I am 63 and had my first PSA test when I was 60 in 2018. I had no symptoms, but because quite a few celebrities had been advising men to get tested as they themselves had been diagnosed with prostate cancer, I thought why not. Prior to having the blood test, my doctor did his finger up the bum trick and reported that although my prostate was a little larger than normal it felt fine. My NHS PSA came out at 3.58 (a private test a couple of months earlier gave a reading of 6.26) and because I had no symptoms and the prostate felt normal no action was taken.
I decided to go for testing again this year and in March my PSA was 5.32. A further test a month later and the PSA reading was 5.76. Because of the increase I was put on a fast track pathway and had an MRI scan ( a 1.5 cm lesion was found and my prostate was deemed to be 55 cc in size) and then a local anesthetic biopsy. The biopsy found that the cancer was all on the right side and was in 3 of the 13 cores taken. It was graded 3 +4 (Category 2). I opted for Active Surveillance, with a further PSA check scheduled for September.
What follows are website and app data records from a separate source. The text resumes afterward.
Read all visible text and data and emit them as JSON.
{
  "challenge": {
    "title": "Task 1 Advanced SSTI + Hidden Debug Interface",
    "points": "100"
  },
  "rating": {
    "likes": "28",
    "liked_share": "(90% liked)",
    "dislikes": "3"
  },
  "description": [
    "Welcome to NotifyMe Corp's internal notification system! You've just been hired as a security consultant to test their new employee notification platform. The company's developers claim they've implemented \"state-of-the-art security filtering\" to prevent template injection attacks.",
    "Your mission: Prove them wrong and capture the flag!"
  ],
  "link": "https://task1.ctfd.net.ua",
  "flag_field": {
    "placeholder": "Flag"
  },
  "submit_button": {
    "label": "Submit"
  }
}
I had another PSA blood test on 06/09 and this found that my PSA was now 6.01. I was, as a result, booked in for a general anesthetic and had this on 16/09. This found that the cancer was all over the prostate and was in 15 of the 19 cores take. The cancer was still graded 3 + 4 (Category 2). A subsequent CT scan confirmed that the cancer was still contained within the prostate. At my follow-up with the consultant, I was told that it was now best that action was taken as I was now more likely to die of prostate cancer rather than of something else. I was given a choice of surgery or RT. I have, because I have never liked the idea of having RT; because RT usually means that you cannot subsequently have your prostate removed and because I like the idea of -hopefully- the cancer being completely removed, to opt for surgery. This is likely to take place in December- at Addenbrookes.
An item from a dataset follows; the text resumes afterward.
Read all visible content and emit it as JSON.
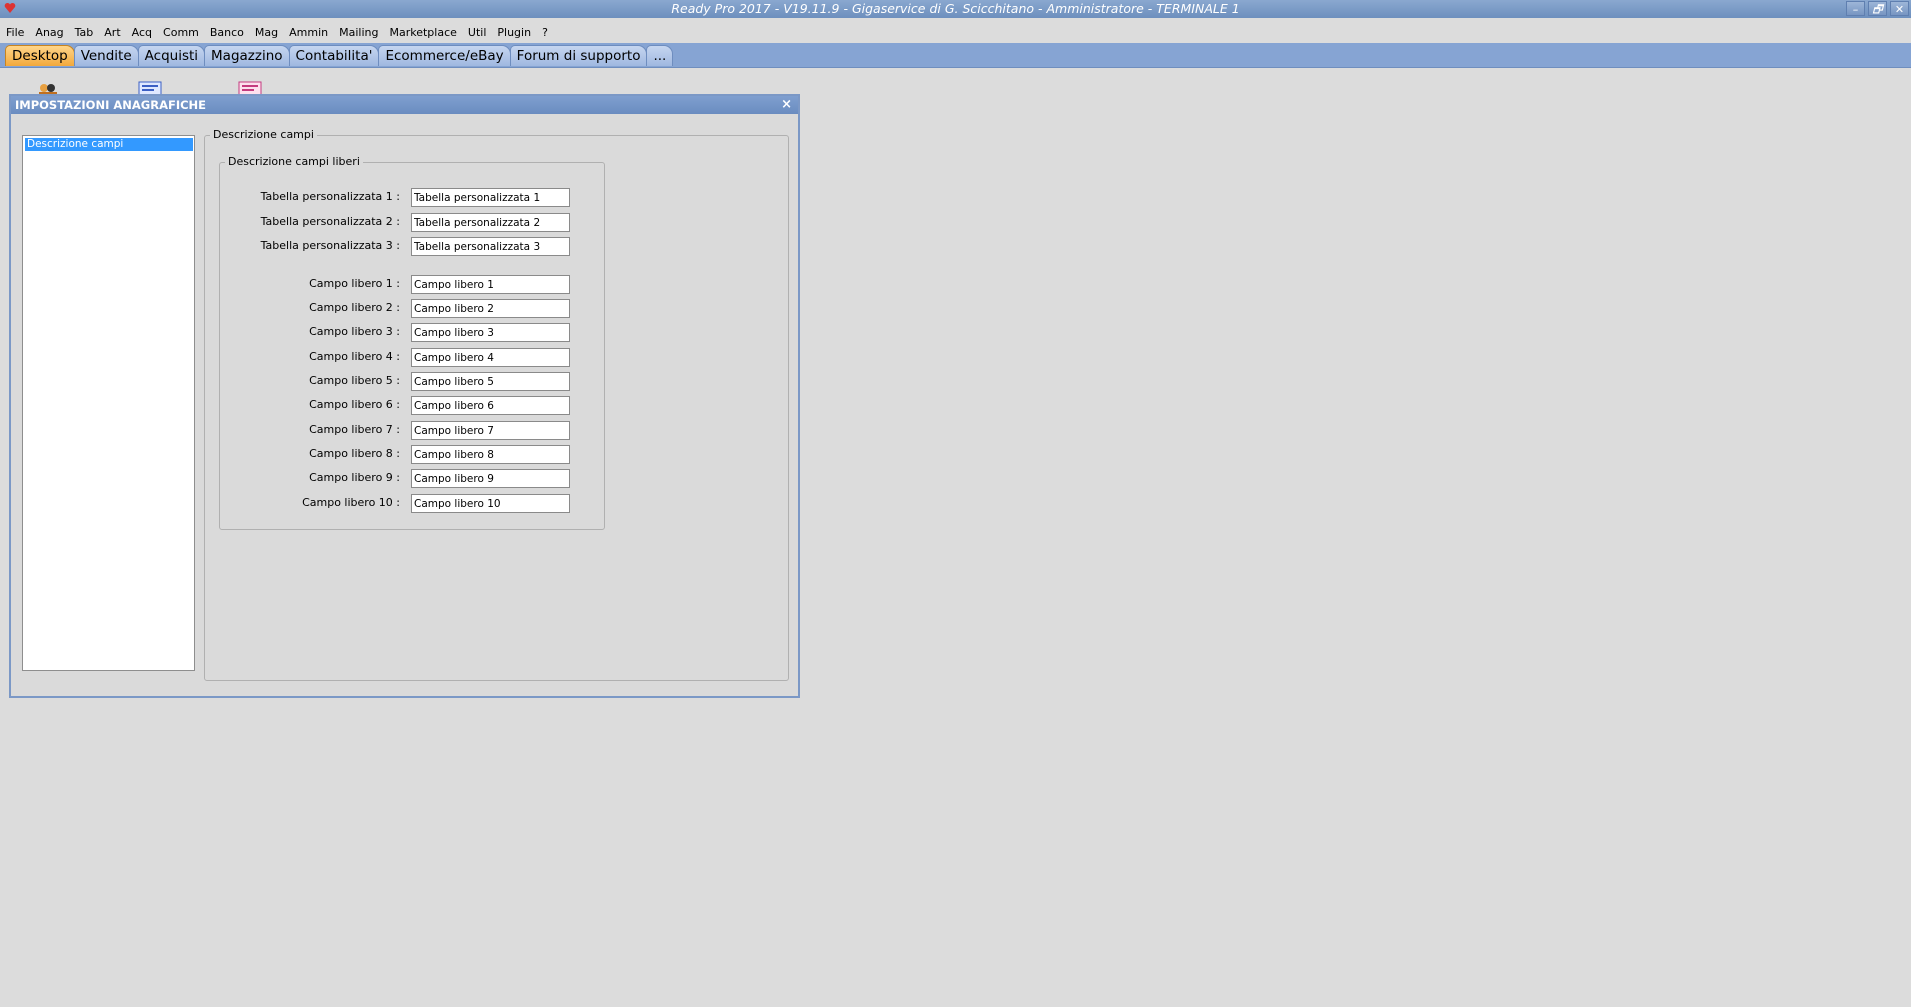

Since being diagnosed, I have learnt that some ex-work colleagues and neighbours in my village of 300 people have had prostate cancer and all are alive some 10 or so years after being treated. All had surgery, though one had to have some follow-up RT treatment as a cancer spot was, 8 years later, found on his pelvic bone.
Tempting as it is to do nothing (I was hoping to be on Active surveillance for a number of years, hoping that a simple injection or pill would then be available to treat and eradicate the cancer), I know that by taking action now I am likely to live longer than if I had decided to do nothing.